The essays individually are excellent, each one densely researched and well-written, reflecting recent methodological and theoretical questions about religion in the Americas. The heterogeneity of the collection, however, may present some challenges for readers familiar with either the Anglo-Protestant or Ibero-Catholic empires but not both. Scholars and graduate students studying early America, regardless of their regional focus, will find the book’s comparative approach enriching, however, and find preconceptions about the differences between religious projects in the Spanish and British empires (still shaped by the “Black Legend” in particular) called into question.
Given the stated interest of the editors in how missionary encounters “defined faith, theology and pious practices, reshaping Christianity into new forms that reentered a pattern of Atlantic circulation” (3), I had also expected even more of the essays to examine in-depth the nature of missionary encounters or Native American Christianity. Instead, European religious transformations and reinvention as a result of American encounters is the main though not exclusive focus. Nevertheless, scholars and students of early modern European history, American history (North and South America), religious history, Atlantic history, and students of early English or Spanish literature will all find their understanding of the religion and politics in the early Americas greatly enriched.

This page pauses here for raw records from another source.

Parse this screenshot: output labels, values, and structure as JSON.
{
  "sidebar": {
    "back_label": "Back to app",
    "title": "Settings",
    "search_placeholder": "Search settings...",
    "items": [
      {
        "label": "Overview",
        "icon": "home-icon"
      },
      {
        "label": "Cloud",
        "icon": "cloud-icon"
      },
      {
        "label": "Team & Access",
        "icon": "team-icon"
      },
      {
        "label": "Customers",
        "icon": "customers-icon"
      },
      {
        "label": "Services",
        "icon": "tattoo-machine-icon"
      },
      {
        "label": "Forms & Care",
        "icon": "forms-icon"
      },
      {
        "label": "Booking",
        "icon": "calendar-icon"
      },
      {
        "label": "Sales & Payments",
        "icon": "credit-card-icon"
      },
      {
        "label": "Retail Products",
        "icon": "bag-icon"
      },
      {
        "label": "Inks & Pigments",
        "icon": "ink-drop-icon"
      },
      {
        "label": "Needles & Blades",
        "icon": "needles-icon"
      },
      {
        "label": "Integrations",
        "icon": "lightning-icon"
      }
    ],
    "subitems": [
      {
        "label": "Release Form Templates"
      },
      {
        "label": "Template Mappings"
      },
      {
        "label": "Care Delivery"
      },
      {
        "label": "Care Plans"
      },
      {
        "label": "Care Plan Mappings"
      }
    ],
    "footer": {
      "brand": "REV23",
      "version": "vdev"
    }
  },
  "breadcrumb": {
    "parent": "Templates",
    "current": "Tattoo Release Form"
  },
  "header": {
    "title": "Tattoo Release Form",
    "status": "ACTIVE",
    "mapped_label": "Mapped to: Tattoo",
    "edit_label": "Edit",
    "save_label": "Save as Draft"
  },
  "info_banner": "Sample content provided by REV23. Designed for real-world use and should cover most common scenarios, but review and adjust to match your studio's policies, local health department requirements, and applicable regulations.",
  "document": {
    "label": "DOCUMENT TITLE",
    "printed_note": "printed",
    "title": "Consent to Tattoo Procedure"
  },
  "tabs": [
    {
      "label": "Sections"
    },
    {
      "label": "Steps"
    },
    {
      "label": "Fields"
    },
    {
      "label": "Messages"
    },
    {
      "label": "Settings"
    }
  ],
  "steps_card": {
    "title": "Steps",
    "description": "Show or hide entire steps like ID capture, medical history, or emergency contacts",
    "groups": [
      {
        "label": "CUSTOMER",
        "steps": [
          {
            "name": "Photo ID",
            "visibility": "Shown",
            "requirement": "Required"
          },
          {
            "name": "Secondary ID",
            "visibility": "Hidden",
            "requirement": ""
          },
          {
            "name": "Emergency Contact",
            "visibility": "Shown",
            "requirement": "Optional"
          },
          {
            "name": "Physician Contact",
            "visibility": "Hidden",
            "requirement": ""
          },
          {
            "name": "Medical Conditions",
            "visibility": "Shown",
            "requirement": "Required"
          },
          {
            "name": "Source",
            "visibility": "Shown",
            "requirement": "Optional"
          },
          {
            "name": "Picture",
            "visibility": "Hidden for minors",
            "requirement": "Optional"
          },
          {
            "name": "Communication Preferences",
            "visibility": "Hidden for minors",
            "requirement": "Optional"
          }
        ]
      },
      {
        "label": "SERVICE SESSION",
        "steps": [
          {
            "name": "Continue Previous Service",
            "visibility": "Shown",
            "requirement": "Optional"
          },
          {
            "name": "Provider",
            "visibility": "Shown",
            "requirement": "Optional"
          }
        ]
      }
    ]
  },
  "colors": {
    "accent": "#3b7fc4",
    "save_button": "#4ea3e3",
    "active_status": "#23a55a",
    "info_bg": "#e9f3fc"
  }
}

Those interested in uncovering the many roles played by religion in the development of modernity in early modern Europe and the Americas will do well to pick up this excellent book.
Jennifer Adams-Massmann (Heidelberg)